> _Task objective_
Please give the whole listing again word for word, and drop any pictures it holds.

> _Records to use_
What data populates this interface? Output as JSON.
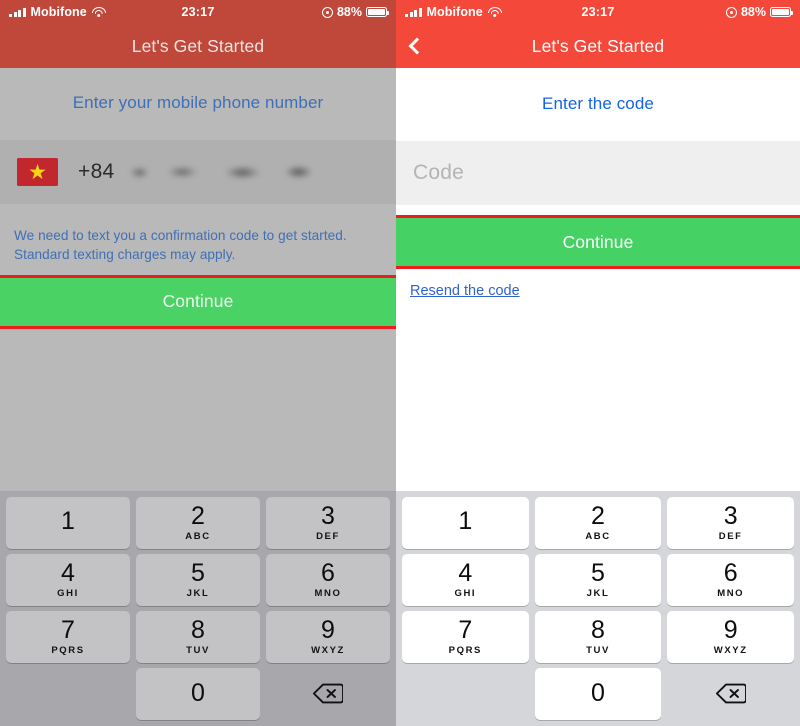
{
  "colors": {
    "header_red": "#f4493a",
    "header_red_dim": "#c0483a",
    "continue_green": "#45d164",
    "annotation_red": "#ee1c1c",
    "link_blue": "#1463e8",
    "hint_blue": "#3f6fb5",
    "keypad_bg": "#d5d6da",
    "keypad_bg_dim": "#a8a8ac",
    "field_gray": "#efefef",
    "flag_red": "#c1272d",
    "flag_star_yellow": "#f5d316"
  },
  "status_bar": {
    "carrier": "Mobifone",
    "time": "23:17",
    "battery_percent": "88%",
    "signal_icon": "signal-bars-icon",
    "wifi_icon": "wifi-icon",
    "location_icon": "location-services-icon",
    "battery_icon": "battery-icon"
  },
  "left_screen": {
    "nav_title": "Let's Get Started",
    "prompt": "Enter your mobile phone number",
    "country_flag": "vietnam-flag-icon",
    "country_code": "+84",
    "phone_number_value": "",
    "phone_number_redacted": true,
    "hint": "We need to text you a confirmation code to get started. Standard texting charges may apply.",
    "continue_label": "Continue",
    "annotated": true
  },
  "right_screen": {
    "nav_title": "Let's Get Started",
    "back_icon": "chevron-left-icon",
    "prompt": "Enter the code",
    "code_value": "",
    "code_placeholder": "Code",
    "continue_label": "Continue",
    "resend_label": "Resend the code",
    "annotated": true
  },
  "keypad": {
    "delete_icon": "backspace-icon",
    "rows": [
      [
        {
          "num": "1",
          "sub": ""
        },
        {
          "num": "2",
          "sub": "ABC"
        },
        {
          "num": "3",
          "sub": "DEF"
        }
      ],
      [
        {
          "num": "4",
          "sub": "GHI"
        },
        {
          "num": "5",
          "sub": "JKL"
        },
        {
          "num": "6",
          "sub": "MNO"
        }
      ],
      [
        {
          "num": "7",
          "sub": "PQRS"
        },
        {
          "num": "8",
          "sub": "TUV"
        },
        {
          "num": "9",
          "sub": "WXYZ"
        }
      ],
      [
        {
          "num": "",
          "sub": "",
          "blank": true
        },
        {
          "num": "0",
          "sub": ""
        },
        {
          "num": "",
          "sub": "",
          "delete": true
        }
      ]
    ]
  }
}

> _Written response_
What data populates this interface? Output as JSON.
{
  "colors": {
    "header_red": "#f4493a",
    "header_red_dim": "#c0483a",
    "continue_green": "#45d164",
    "annotation_red": "#ee1c1c",
    "link_blue": "#1463e8",
    "hint_blue": "#3f6fb5",
    "keypad_bg": "#d5d6da",
    "keypad_bg_dim": "#a8a8ac",
    "field_gray": "#efefef",
    "flag_red": "#c1272d",
    "flag_star_yellow": "#f5d316"
  },
  "status_bar": {
    "carrier": "Mobifone",
    "time": "23:17",
    "battery_percent": "88%",
    "signal_icon": "signal-bars-icon",
    "wifi_icon": "wifi-icon",
    "location_icon": "location-services-icon",
    "battery_icon": "battery-icon"
  },
  "left_screen": {
    "nav_title": "Let's Get Started",
    "prompt": "Enter your mobile phone number",
    "country_flag": "vietnam-flag-icon",
    "country_code": "+84",
    "phone_number_value": "",
    "phone_number_redacted": true,
    "hint": "We need to text you a confirmation code to get started. Standard texting charges may apply.",
    "continue_label": "Continue",
    "annotated": true
  },
  "right_screen": {
    "nav_title": "Let's Get Started",
    "back_icon": "chevron-left-icon",
    "prompt": "Enter the code",
    "code_value": "",
    "code_placeholder": "Code",
    "continue_label": "Continue",
    "resend_label": "Resend the code",
    "annotated": true
  },
  "keypad": {
    "delete_icon": "backspace-icon",
    "rows": [
      [
        {
          "num": "1",
          "sub": ""
        },
        {
          "num": "2",
          "sub": "ABC"
        },
        {
          "num": "3",
          "sub": "DEF"
        }
      ],
      [
        {
          "num": "4",
          "sub": "GHI"
        },
        {
          "num": "5",
          "sub": "JKL"
        },
        {
          "num": "6",
          "sub": "MNO"
        }
      ],
      [
        {
          "num": "7",
          "sub": "PQRS"
        },
        {
          "num": "8",
          "sub": "TUV"
        },
        {
          "num": "9",
          "sub": "WXYZ"
        }
      ],
      [
        {
          "num": "",
          "sub": "",
          "blank": true
        },
        {
          "num": "0",
          "sub": ""
        },
        {
          "num": "",
          "sub": "",
          "delete": true
        }
      ]
    ]
  }
}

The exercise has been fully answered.